However as Kate Chapman reported in a project update last month, although a large number of UAVs had been used to collect imagery immediately after the typhoon struck, much of the mapping activity was uncoordinated, resulting in fragmented data sources that were unavailable to the aid agencies. Although UAV imagery can provide much higher resolution data (5-10cm) than is currently available from satellite imagery sources (0.5m), if the data can’t be accessed when required, the relevant agencies don’t know what’s available and from whom or the licensing arrangements prohibit open access to the data, then the transient opportunities to put the data to good use are lost.

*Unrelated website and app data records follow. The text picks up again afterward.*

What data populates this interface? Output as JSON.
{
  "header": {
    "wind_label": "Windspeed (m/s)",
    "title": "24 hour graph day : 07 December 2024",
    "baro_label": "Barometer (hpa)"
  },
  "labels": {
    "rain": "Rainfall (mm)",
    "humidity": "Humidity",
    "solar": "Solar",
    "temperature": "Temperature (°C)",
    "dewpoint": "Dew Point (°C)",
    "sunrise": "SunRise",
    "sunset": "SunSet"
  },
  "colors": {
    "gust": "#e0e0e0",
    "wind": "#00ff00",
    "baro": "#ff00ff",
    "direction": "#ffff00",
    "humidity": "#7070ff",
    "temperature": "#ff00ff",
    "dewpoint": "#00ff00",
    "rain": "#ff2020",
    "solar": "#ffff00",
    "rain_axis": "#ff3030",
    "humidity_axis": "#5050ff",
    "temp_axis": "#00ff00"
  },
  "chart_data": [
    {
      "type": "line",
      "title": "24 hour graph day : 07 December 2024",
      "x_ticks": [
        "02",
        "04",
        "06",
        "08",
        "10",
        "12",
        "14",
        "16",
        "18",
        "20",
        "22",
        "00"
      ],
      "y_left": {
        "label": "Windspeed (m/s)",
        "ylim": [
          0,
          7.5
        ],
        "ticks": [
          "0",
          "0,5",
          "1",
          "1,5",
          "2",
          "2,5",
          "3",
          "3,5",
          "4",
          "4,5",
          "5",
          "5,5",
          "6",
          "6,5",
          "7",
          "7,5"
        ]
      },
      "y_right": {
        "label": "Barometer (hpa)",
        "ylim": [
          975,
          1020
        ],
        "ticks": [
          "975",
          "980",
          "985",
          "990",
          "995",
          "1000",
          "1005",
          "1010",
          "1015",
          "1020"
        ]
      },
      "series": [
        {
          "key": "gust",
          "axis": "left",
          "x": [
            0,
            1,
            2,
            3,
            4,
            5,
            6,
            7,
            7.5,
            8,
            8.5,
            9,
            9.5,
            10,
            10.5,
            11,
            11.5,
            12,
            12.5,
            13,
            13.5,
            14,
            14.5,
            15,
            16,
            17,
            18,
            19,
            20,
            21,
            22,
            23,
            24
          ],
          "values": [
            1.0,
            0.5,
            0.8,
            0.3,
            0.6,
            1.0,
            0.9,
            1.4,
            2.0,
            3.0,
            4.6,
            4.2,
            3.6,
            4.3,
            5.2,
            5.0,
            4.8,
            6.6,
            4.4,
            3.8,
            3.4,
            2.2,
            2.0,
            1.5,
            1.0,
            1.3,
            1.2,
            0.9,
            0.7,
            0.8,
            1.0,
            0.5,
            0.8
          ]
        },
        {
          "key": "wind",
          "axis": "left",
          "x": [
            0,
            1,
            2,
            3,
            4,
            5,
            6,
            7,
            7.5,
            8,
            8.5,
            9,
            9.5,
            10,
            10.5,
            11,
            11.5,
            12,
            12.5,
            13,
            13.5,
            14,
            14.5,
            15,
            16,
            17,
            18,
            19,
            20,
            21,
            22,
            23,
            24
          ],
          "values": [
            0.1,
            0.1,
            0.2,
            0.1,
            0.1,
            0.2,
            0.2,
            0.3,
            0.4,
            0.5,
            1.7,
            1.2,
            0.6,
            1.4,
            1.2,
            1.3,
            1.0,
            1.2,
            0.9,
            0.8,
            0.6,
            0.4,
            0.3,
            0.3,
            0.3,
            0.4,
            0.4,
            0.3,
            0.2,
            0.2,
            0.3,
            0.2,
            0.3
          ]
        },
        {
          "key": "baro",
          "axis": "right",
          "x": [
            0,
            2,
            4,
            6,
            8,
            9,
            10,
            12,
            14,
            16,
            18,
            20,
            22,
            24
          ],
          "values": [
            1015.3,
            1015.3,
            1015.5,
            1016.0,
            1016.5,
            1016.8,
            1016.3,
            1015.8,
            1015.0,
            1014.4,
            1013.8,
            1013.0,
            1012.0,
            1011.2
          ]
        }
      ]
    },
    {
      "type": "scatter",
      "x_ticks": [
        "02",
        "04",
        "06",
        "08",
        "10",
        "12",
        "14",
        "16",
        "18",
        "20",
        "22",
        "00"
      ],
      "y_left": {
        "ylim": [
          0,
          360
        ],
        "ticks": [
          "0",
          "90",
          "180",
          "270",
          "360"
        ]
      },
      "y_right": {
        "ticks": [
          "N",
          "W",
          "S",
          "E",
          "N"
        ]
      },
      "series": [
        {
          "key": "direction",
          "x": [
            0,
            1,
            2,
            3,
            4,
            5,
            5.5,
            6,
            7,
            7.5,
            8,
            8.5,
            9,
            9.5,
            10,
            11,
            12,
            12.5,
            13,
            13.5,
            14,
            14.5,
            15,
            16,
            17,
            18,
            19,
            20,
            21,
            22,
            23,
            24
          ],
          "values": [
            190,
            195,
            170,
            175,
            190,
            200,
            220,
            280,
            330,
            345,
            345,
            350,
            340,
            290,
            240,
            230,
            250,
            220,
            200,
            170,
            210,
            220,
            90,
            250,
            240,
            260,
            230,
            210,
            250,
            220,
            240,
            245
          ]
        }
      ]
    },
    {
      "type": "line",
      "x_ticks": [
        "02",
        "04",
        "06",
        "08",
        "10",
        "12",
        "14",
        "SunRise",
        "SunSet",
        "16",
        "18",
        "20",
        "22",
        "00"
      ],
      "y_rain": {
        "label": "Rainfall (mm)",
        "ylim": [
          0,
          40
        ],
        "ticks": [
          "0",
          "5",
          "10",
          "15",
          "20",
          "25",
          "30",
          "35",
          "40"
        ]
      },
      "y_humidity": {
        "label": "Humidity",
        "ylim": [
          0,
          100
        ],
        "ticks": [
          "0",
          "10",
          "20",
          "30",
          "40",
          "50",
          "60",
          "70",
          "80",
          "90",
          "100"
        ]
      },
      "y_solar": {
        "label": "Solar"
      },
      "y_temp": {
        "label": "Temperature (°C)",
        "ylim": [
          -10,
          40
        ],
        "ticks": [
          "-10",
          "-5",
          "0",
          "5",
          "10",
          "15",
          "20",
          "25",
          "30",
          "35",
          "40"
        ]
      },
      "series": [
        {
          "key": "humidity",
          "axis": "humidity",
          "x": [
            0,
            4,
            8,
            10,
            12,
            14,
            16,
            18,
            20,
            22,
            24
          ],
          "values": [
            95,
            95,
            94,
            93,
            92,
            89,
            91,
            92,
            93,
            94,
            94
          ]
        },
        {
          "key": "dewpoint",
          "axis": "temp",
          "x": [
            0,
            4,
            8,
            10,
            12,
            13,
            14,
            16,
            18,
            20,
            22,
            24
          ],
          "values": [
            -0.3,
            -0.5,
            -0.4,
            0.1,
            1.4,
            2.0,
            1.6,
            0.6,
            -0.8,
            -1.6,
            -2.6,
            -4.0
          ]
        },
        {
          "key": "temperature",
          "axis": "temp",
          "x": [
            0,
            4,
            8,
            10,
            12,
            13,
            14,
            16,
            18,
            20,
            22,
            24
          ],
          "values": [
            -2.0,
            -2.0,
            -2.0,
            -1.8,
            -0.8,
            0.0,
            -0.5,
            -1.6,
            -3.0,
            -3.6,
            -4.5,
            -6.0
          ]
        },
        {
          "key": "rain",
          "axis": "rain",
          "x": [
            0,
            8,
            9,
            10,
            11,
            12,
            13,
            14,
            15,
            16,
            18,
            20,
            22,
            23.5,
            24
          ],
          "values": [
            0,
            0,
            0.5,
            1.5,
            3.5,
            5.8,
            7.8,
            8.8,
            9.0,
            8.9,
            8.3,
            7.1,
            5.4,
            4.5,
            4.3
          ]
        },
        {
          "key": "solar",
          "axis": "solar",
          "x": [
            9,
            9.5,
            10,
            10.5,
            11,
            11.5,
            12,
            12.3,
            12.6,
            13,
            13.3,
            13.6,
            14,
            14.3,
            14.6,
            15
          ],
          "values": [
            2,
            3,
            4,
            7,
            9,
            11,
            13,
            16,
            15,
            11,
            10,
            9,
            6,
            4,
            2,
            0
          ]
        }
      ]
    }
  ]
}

Given the increasing miniaturisation, reduced costs and availability of these devices, a register of publicly available UAV data sources, a crowdsourced OpenUAVImagery initiative or the “OpenReconstruction/Open Drone” platform described by the H.O.T. would seem to be the next step towards making the most of this data resource.
An online e-book entitled Open Government Data by Joshua Tauberer is, according to the author, “the culmination of several years of thinking about the principles behind the open government data movement in the United States.” In the book, he “frame[s] the movement as the application of Big Data to civics. Topics include principles, uses for transparency and civic engagement, a brief legal history, data quality, civic hacking, and paradoxes in transparency.”
The author is the creator of the US Congress-tracking tool GovTrack.us, which launched in 2004, helping to spur the national open government data community. He was also a co-founder of POPVOX, a platform for advocacy, providing a means for citizens to communicate with Congress about the issues they care about.
Tauberer mentions GIS data in part 2.2 where he uses Google Transit Feed Specification data as an example (three-quarters of the way down the page, in Figure 8) to visualize ridership in the Washington DC area. But despite the lack of overt GIS references, I believe this book could be useful to the readers of our book and this blog. Its chapters include “Big Data Meets Open Government”, “Civic Hacking by Example”, “Applications to Open Government”, “A Brief Legal History of Open Government Data”, “Paradoxes in Open Government”, and “Example Policy Language”. In particular, the chapter on “A Brief Legal History of Open Government Data” provides useful additional reading after reading Chapter 1 of our book, The GIS Guide to Public Domain Data. Through reading Tauberer’s book, one can better understand how spatial data can and should fit into larger open data and open government initiatives.